Editorial | And then ... silence
You're in the shop buying the latest electronic gizmo or home appliance, awaiting the inevitable question.
"Would you like to buy an extended warranty with that?"
To which you reply: "What does it offer over and above the Consumer Guarantees Act?"
To which the assistant invariably replies with ... silence.
The reason being, as highlighted by a Consumer New Zealand investigation, that most warranties don't offer any more protection than customers already have under the law.
And many shop assistants don't know that. And neither do many customers. Which is why so many of the warranties sell. For hundreds of dollars each.
But it's dishonest, surely.
I don't blame the assistants, who don't seem to have had the training, but you can be sure the store owners know. And I also blame the Commerce Commission. It is an offence under the Fair Trading Act for retailers to try to sell an extended warranty by claiming the consumer would otherwise have no protection.
Yet it's obviously happening all the time. Consumer NZ visited stores from three national chains and found all were misinforming consumers about their legal rights.
That sounds almost like shoplifting in reverse to me.
Shoplifting that might amount to millions of dollars. A few hundred dollars at a time.
And don't fall for the line that you have to deal with the manufacturer if something goes wrong. Your contract is with the store, warranty or not.
So what is the Commerce Commission doing?
Getting tougher on sellers, according to Consumer Affairs Minister Chris Tremain. Before Parliament are laws saying consumers must be given a summary of their legal rights if being offered extended warranties. They'll have five days to cancel the warranty. Both good ideas.
Some training of staff about consumer law wouldn't go amiss either.
And sooner rather than later.

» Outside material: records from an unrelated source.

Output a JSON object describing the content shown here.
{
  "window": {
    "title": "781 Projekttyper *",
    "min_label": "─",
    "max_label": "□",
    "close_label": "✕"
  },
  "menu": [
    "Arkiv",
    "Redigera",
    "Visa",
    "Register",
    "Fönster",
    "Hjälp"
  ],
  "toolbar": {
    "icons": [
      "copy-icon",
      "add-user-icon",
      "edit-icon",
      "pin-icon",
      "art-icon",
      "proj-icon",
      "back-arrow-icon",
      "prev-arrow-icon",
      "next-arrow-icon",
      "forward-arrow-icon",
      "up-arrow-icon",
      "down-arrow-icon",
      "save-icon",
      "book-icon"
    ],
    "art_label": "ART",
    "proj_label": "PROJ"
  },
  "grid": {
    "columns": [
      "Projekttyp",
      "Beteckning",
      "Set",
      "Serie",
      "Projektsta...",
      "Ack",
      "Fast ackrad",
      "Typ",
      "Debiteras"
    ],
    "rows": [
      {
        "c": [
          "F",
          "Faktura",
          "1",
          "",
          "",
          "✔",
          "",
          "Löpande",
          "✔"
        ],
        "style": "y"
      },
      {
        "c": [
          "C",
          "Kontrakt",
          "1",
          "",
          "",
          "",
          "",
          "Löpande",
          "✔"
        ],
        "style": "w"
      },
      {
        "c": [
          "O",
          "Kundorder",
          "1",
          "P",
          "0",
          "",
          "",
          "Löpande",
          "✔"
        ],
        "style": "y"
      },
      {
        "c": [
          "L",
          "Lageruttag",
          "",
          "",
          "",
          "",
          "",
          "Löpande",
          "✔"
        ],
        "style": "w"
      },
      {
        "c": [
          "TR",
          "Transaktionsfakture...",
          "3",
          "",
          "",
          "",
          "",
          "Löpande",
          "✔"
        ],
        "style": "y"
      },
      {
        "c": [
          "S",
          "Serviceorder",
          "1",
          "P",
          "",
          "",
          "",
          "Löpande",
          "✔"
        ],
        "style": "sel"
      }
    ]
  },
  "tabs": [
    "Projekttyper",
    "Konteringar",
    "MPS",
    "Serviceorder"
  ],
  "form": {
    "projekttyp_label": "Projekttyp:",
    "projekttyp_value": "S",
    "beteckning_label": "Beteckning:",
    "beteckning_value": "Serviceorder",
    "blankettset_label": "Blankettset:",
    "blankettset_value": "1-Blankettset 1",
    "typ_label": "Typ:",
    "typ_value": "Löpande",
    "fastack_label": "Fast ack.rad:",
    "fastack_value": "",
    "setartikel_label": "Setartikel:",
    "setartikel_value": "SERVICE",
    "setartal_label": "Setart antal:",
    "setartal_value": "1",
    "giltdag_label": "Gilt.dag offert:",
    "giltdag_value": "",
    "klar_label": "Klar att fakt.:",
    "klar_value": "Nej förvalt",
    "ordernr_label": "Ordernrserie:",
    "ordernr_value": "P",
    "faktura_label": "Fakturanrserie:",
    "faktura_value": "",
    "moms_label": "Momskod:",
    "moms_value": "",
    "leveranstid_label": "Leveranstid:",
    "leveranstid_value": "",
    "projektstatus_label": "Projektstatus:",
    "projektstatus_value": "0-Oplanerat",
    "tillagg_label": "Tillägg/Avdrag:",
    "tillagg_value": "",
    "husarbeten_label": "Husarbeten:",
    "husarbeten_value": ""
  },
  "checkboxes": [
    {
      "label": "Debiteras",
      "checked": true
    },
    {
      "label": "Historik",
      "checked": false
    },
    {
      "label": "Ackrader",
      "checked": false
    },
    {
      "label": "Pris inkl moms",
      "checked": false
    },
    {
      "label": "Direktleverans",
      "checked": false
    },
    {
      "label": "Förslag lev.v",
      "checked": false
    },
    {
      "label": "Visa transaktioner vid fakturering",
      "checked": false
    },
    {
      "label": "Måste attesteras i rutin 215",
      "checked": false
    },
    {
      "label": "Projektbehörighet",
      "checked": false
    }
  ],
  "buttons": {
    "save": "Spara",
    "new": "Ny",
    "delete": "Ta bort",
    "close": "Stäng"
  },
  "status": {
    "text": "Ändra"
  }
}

As acknowledged by Consumer NZ, some warranties do add protection over and above the law. At the moment though, it's hard to know which ones these are.
The Timaru Herald